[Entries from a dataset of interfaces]

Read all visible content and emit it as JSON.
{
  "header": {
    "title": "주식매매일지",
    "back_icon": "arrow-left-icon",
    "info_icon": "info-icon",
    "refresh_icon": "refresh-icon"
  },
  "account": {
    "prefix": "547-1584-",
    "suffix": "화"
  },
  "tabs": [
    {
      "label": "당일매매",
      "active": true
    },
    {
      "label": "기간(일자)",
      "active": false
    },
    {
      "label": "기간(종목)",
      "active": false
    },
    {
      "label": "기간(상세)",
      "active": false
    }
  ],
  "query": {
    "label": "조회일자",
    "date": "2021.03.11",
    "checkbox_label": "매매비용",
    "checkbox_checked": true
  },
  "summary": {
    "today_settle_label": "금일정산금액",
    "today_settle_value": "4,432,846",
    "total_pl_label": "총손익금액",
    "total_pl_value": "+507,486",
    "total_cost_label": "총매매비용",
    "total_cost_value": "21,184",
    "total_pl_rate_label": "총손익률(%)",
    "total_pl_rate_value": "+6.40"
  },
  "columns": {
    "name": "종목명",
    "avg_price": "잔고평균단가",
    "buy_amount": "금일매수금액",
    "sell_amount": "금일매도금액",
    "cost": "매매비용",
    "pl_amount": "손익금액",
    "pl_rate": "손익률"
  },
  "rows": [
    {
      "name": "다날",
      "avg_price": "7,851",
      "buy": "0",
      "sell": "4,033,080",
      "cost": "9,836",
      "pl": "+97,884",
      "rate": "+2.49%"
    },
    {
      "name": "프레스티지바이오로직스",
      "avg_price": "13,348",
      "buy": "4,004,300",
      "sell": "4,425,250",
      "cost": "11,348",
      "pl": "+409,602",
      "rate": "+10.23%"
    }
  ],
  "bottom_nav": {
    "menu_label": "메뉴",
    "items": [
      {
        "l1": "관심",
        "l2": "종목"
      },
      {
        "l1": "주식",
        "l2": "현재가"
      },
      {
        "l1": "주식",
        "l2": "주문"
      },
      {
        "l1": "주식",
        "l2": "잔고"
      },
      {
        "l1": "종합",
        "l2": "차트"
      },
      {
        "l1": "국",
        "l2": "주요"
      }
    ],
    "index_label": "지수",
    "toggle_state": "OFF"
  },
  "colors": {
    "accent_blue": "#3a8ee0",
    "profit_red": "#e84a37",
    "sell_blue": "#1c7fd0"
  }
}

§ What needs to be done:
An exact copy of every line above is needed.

§ Answer section:
Read all visible content and emit it as JSON.
{
  "header": {
    "title": "주식매매일지",
    "back_icon": "arrow-left-icon",
    "info_icon": "info-icon",
    "refresh_icon": "refresh-icon"
  },
  "account": {
    "prefix": "547-1584-",
    "suffix": "화"
  },
  "tabs": [
    {
      "label": "당일매매",
      "active": true
    },
    {
      "label": "기간(일자)",
      "active": false
    },
    {
      "label": "기간(종목)",
      "active": false
    },
    {
      "label": "기간(상세)",
      "active": false
    }
  ],
  "query": {
    "label": "조회일자",
    "date": "2021.03.11",
    "checkbox_label": "매매비용",
    "checkbox_checked": true
  },
  "summary": {
    "today_settle_label": "금일정산금액",
    "today_settle_value": "4,432,846",
    "total_pl_label": "총손익금액",
    "total_pl_value": "+507,486",
    "total_cost_label": "총매매비용",
    "total_cost_value": "21,184",
    "total_pl_rate_label": "총손익률(%)",
    "total_pl_rate_value": "+6.40"
  },
  "columns": {
    "name": "종목명",
    "avg_price": "잔고평균단가",
    "buy_amount": "금일매수금액",
    "sell_amount": "금일매도금액",
    "cost": "매매비용",
    "pl_amount": "손익금액",
    "pl_rate": "손익률"
  },
  "rows": [
    {
      "name": "다날",
      "avg_price": "7,851",
      "buy": "0",
      "sell": "4,033,080",
      "cost": "9,836",
      "pl": "+97,884",
      "rate": "+2.49%"
    },
    {
      "name": "프레스티지바이오로직스",
      "avg_price": "13,348",
      "buy": "4,004,300",
      "sell": "4,425,250",
      "cost": "11,348",
      "pl": "+409,602",
      "rate": "+10.23%"
    }
  ],
  "bottom_nav": {
    "menu_label": "메뉴",
    "items": [
      {
        "l1": "관심",
        "l2": "종목"
      },
      {
        "l1": "주식",
        "l2": "현재가"
      },
      {
        "l1": "주식",
        "l2": "주문"
      },
      {
        "l1": "주식",
        "l2": "잔고"
      },
      {
        "l1": "종합",
        "l2": "차트"
      },
      {
        "l1": "국",
        "l2": "주요"
      }
    ],
    "index_label": "지수",
    "toggle_state": "OFF"
  },
  "colors": {
    "accent_blue": "#3a8ee0",
    "profit_red": "#e84a37",
    "sell_blue": "#1c7fd0"
  }
}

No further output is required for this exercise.